Loss of Tubular Angiotensin-Converting Enzyme 2 (ACE2) into the Urine with ACE2 Casts: A Key Pathophysiologic and Diagnostic Alteration in AKI?

Session Information

  • AKI: Mechanisms - III
    November 04, 2023 | Location: Exhibit Hall, Pennsylvania Convention Center
    Abstract Time: 10:00 AM - 12:00 PM

Category: Acute Kidney Injury

  • 103 AKI: Mechanisms

Authors

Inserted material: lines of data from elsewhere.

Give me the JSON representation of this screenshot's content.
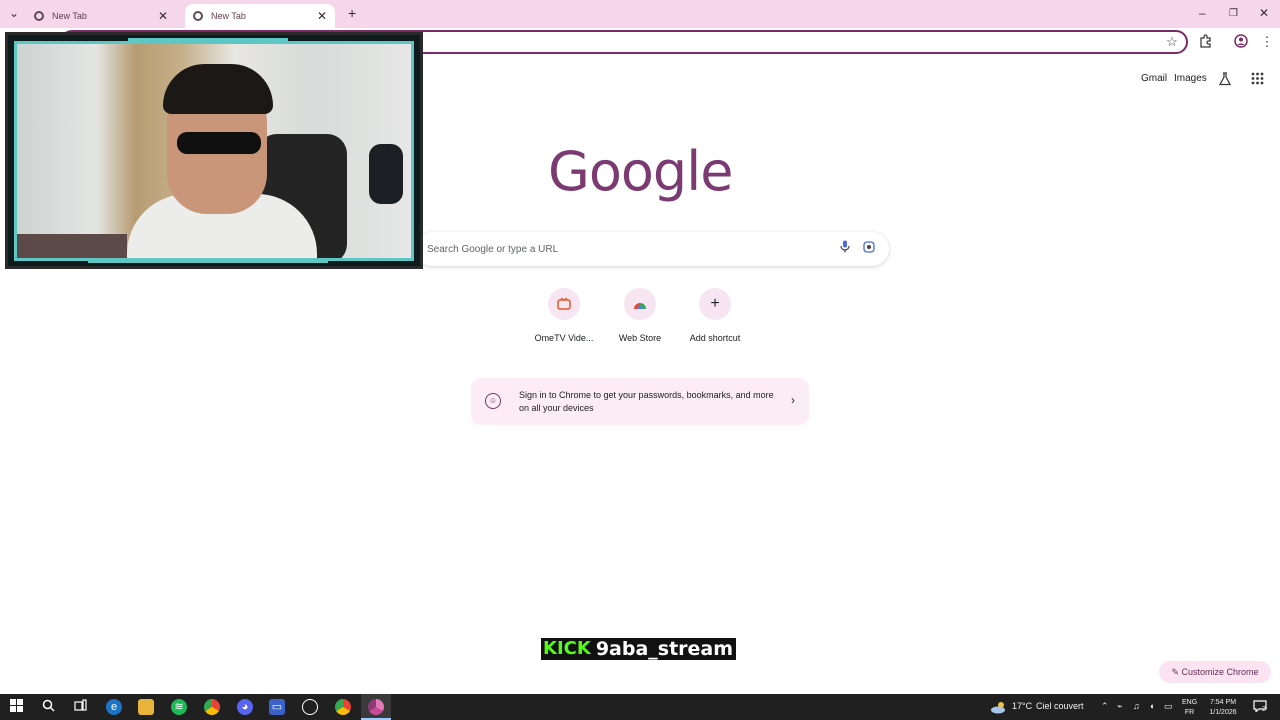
{
  "tabs": [
    {
      "title": "New Tab",
      "active": false
    },
    {
      "title": "New Tab",
      "active": true
    }
  ],
  "icons": {
    "tab_list": "chevron-down-icon",
    "new_tab": "plus-icon",
    "minimize": "minimize-icon",
    "restore": "restore-icon",
    "close": "close-icon",
    "bookmark": "star-icon",
    "extensions": "puzzle-icon",
    "profile": "profile-icon",
    "menu": "kebab-menu-icon"
  },
  "window_controls": {
    "minimize": "–",
    "restore": "❐",
    "close": "✕"
  },
  "ntp": {
    "links": {
      "gmail": "Gmail",
      "images": "Images"
    },
    "logo": "Google",
    "search_placeholder": "Search Google or type a URL",
    "shortcuts": [
      {
        "label": "OmeTV Vide...",
        "icon": "ometv-icon"
      },
      {
        "label": "Web Store",
        "icon": "webstore-icon"
      },
      {
        "label": "Add shortcut",
        "icon": "plus-icon"
      }
    ],
    "signin_text": "Sign in to Chrome to get your passwords, bookmarks, and more on all your devices",
    "customize_label": "Customize Chrome"
  },
  "watermark": {
    "brand": "KICK",
    "username": "9aba_stream"
  },
  "taskbar": {
    "weather_temp": "17°C",
    "weather_desc": "Ciel couvert",
    "lang_top": "ENG",
    "lang_bottom": "FR",
    "time": "7:54 PM",
    "date": "1/1/2026",
    "notification_count": "2"
  },
  "colors": {
    "tabstrip": "#f6d6ea",
    "accent": "#7a2a66",
    "kick_green": "#53fc18",
    "taskbar": "#202020"
  }
}
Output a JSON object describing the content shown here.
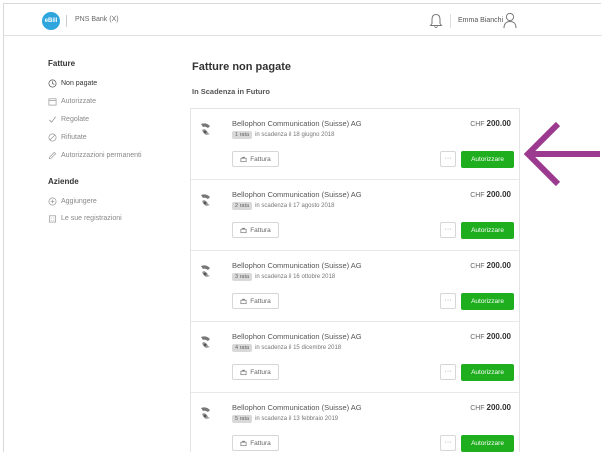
{
  "header": {
    "logo_text": "eBill",
    "bank_name": "PNS Bank (X)",
    "user_name": "Emma Bianchi"
  },
  "sidebar": {
    "section1_title": "Fatture",
    "items": [
      {
        "label": "Non pagate",
        "icon": "clock-icon",
        "active": true
      },
      {
        "label": "Autorizzate",
        "icon": "calendar-icon",
        "active": false
      },
      {
        "label": "Regolate",
        "icon": "check-icon",
        "active": false
      },
      {
        "label": "Rifiutate",
        "icon": "ban-icon",
        "active": false
      },
      {
        "label": "Autorizzazioni permanenti",
        "icon": "pen-icon",
        "active": false
      }
    ],
    "section2_title": "Aziende",
    "items2": [
      {
        "label": "Aggiungere",
        "icon": "plus-circle-icon"
      },
      {
        "label": "Le sue registrazioni",
        "icon": "building-icon"
      }
    ]
  },
  "main": {
    "title": "Fatture non pagate",
    "subtitle": "In Scadenza in Futuro",
    "invoices": [
      {
        "company": "Bellophon Communication (Suisse) AG",
        "rata": "1 rata",
        "due": "in scadenza il 18 giugno 2018",
        "currency": "CHF",
        "amount": "200.00",
        "fattura_label": "Fattura",
        "more_label": "···",
        "authorize_label": "Autorizzare"
      },
      {
        "company": "Bellophon Communication (Suisse) AG",
        "rata": "2 rata",
        "due": "in scadenza il 17 agosto 2018",
        "currency": "CHF",
        "amount": "200.00",
        "fattura_label": "Fattura",
        "more_label": "···",
        "authorize_label": "Autorizzare"
      },
      {
        "company": "Bellophon Communication (Suisse) AG",
        "rata": "3 rata",
        "due": "in scadenza il 16 ottobre 2018",
        "currency": "CHF",
        "amount": "200.00",
        "fattura_label": "Fattura",
        "more_label": "···",
        "authorize_label": "Autorizzare"
      },
      {
        "company": "Bellophon Communication (Suisse) AG",
        "rata": "4 rata",
        "due": "in scadenza il 15 dicembre 2018",
        "currency": "CHF",
        "amount": "200.00",
        "fattura_label": "Fattura",
        "more_label": "···",
        "authorize_label": "Autorizzare"
      },
      {
        "company": "Bellophon Communication (Suisse) AG",
        "rata": "5 rata",
        "due": "in scadenza il 13 febbraio 2019",
        "currency": "CHF",
        "amount": "200.00",
        "fattura_label": "Fattura",
        "more_label": "···",
        "authorize_label": "Autorizzare"
      }
    ]
  },
  "colors": {
    "accent_green": "#1eae1e",
    "logo_blue": "#2ea6dd",
    "arrow_purple": "#9b3a8e"
  }
}
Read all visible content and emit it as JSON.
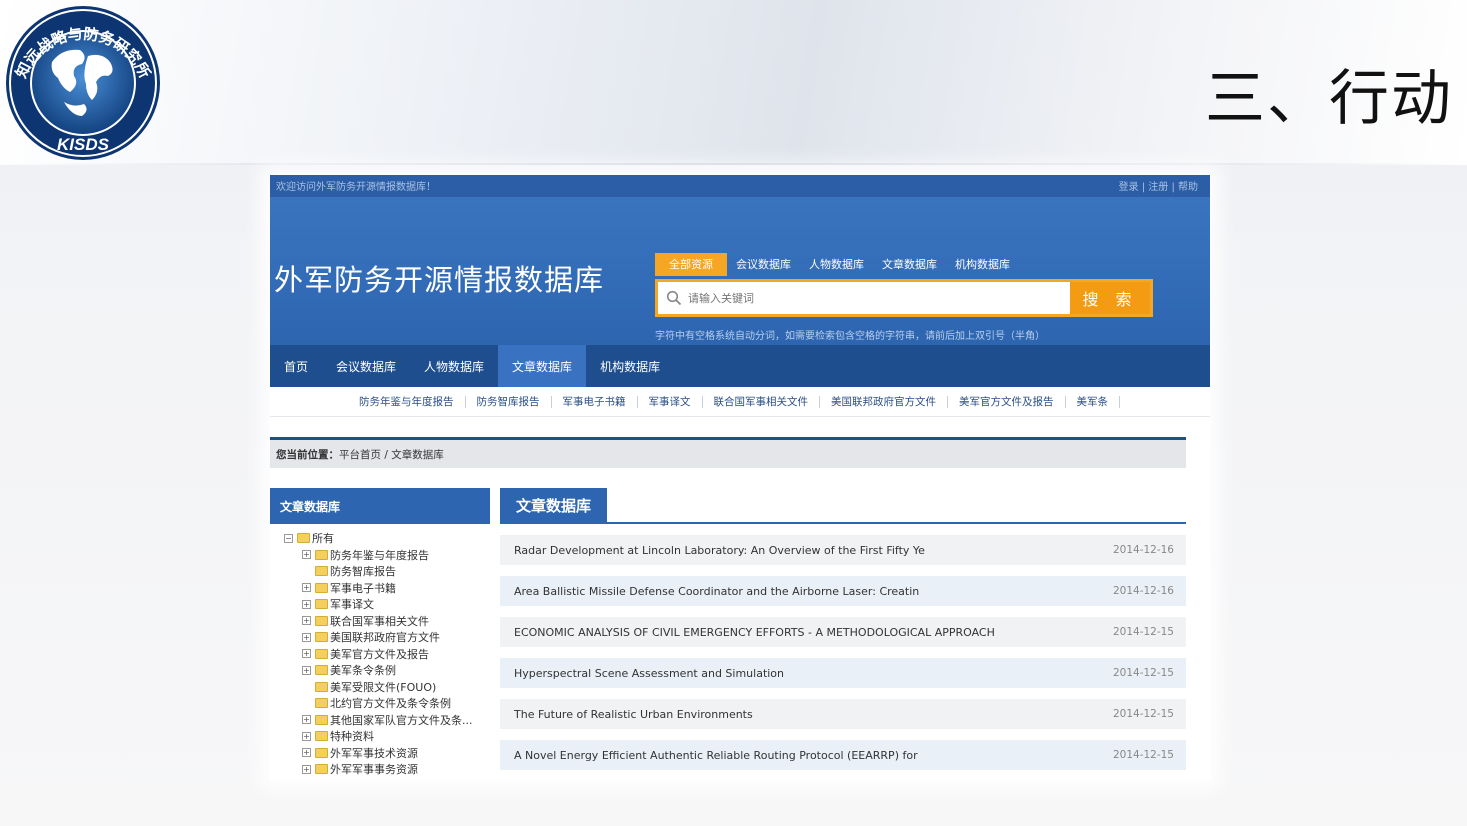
{
  "slide": {
    "title": "三、行动",
    "logo": {
      "text_top": "知远战略与防务研究所",
      "text_bottom": "KISDS"
    }
  },
  "site": {
    "topbar_left": "欢迎访问外军防务开源情报数据库！",
    "topbar_right": "登录 | 注册 | 帮助",
    "title": "外军防务开源情报数据库",
    "search_tabs": [
      "全部资源",
      "会议数据库",
      "人物数据库",
      "文章数据库",
      "机构数据库"
    ],
    "search_placeholder": "请输入关键词",
    "search_button": "搜 索",
    "search_hint": "字符中有空格系统自动分词，如需要检索包含空格的字符串，请前后加上双引号（半角）",
    "main_nav": [
      "首页",
      "会议数据库",
      "人物数据库",
      "文章数据库",
      "机构数据库"
    ],
    "main_nav_active": 3,
    "sub_nav": [
      "防务年鉴与年度报告",
      "防务智库报告",
      "军事电子书籍",
      "军事译文",
      "联合国军事相关文件",
      "美国联邦政府官方文件",
      "美军官方文件及报告",
      "美军条"
    ],
    "breadcrumb_label": "您当前位置：",
    "breadcrumb_path": "平台首页 / 文章数据库",
    "sidebar_title": "文章数据库",
    "tree_root": "所有",
    "tree_items": [
      {
        "label": "防务年鉴与年度报告",
        "expand": "+"
      },
      {
        "label": "防务智库报告",
        "expand": ""
      },
      {
        "label": "军事电子书籍",
        "expand": "+"
      },
      {
        "label": "军事译文",
        "expand": "+"
      },
      {
        "label": "联合国军事相关文件",
        "expand": "+"
      },
      {
        "label": "美国联邦政府官方文件",
        "expand": "+"
      },
      {
        "label": "美军官方文件及报告",
        "expand": "+"
      },
      {
        "label": "美军条令条例",
        "expand": "+"
      },
      {
        "label": "美军受限文件(FOUO)",
        "expand": ""
      },
      {
        "label": "北约官方文件及条令条例",
        "expand": ""
      },
      {
        "label": "其他国家军队官方文件及条...",
        "expand": "+"
      },
      {
        "label": "特种资料",
        "expand": "+"
      },
      {
        "label": "外军军事技术资源",
        "expand": "+"
      },
      {
        "label": "外军军事事务资源",
        "expand": "+"
      }
    ],
    "main_title": "文章数据库",
    "articles": [
      {
        "title": "Radar Development at Lincoln Laboratory: An Overview of the First Fifty Ye",
        "date": "2014-12-16"
      },
      {
        "title": "Area Ballistic Missile Defense Coordinator and the Airborne Laser: Creatin",
        "date": "2014-12-16"
      },
      {
        "title": "ECONOMIC ANALYSIS OF CIVIL EMERGENCY EFFORTS - A METHODOLOGICAL APPROACH",
        "date": "2014-12-15"
      },
      {
        "title": "Hyperspectral Scene Assessment and Simulation",
        "date": "2014-12-15"
      },
      {
        "title": "The Future of Realistic Urban Environments",
        "date": "2014-12-15"
      },
      {
        "title": "A Novel Energy Efficient Authentic Reliable Routing Protocol (EEARRP) for",
        "date": "2014-12-15"
      }
    ]
  },
  "colors": {
    "brand_blue": "#2d65b0",
    "nav_blue": "#1f4e8f",
    "accent_orange": "#f5a623"
  }
}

  • Cianfarini, Cosimo L., Northwestern University Feinberg School of Medicine, Chicago, Illinois, United States
  • Shirazi, Mina, Northwestern University Feinberg School of Medicine, Chicago, Illinois, United States
  • Wysocki, Jan, Northwestern University Feinberg School of Medicine, Chicago, Illinois, United States
  • Wang, Jiao-Jing, Northwestern University Feinberg School of Medicine, Chicago, Illinois, United States
  • Ye, Minghao, Northwestern University Feinberg School of Medicine, Chicago, Illinois, United States
  • Zhang, Zheng Jenny, Northwestern University Feinberg School of Medicine, Chicago, Illinois, United States
  • Batlle, Daniel, Northwestern University Feinberg School of Medicine, Chicago, Illinois, United States
Background

In acute kidney injury (AKI) the renin angiotensin system (RAS) is overactive. ACE2 is a tissue RAS enzyme that is highly expressed in the apical tubular border in kidney cortex and corticomedullary region where it controls Angiotensin II degradation to form Angiotensin 1-7. We hypothesize that in AKI there is a loss of apical tubular ACE2 that amplifies RAS overactivity and results in worsening of proximal tubular injury.

Methods

We used the mouse model of AKI by ischemia-reperfusion-injury (IRI) in male C57BL/6 mice by clamping of the left renal pedicle for 30min followed by removal of the right kidney (unilateral IRI). Kidneys were harvested 48hrs after the surgery and stained for ACE2 by immunohistochemistry (IHC) and immunofluorescence (IF). Kidney ACE2 protein was assessed in membrane protein lysates and enzymatic activity measured using a fluorogenic substrate. ACE2 protein by western blot and enzymatic activity were assessed in mouse urine collected 48hrs post IRI.

Results

IHC and IF revealed a striking maldistribution of tubular ACE2 (Fig. A, B) compared to healthy control kidneys including spillage into the tubular lumen and presence of ACE2 positive luminal casts in the medulla (C) where ACE2 is usually absent. ACE2 protein in membrane lysates and enzymatic activity were reduced (37±3.5 vs. 100±5.6 ACE2/ß-Actin, p=0.0004 and 96±14 vs. 152±5.6 RFU/μg total protein/h, p=0.006). In the urine the full-length membrane bound ACE2 protein was increased (2606±1764 vs. 100±47 ACE2/µl urine, p=0.04) and activity in the urine sediment was increased as well (7.7±1.9 vs. 2±0.2 RFU/µg Cr, p=0.01). Moreover, ACE2 containing casts were recovered in the urine sediment.

Conclusion

In a mouse model of AKI caused by IRI there is a marked loss of ACE2 from the apical tubular border with deposition of ACE2 positive material in the medulla and increased urinary excretion of the full length membrane-bound ACE2. The deficiency of apical ACE2 not only results in the loss of its kidney protective effects but may also serve as a diagnostic marker of AKI.

Funding

  • Other NIH Support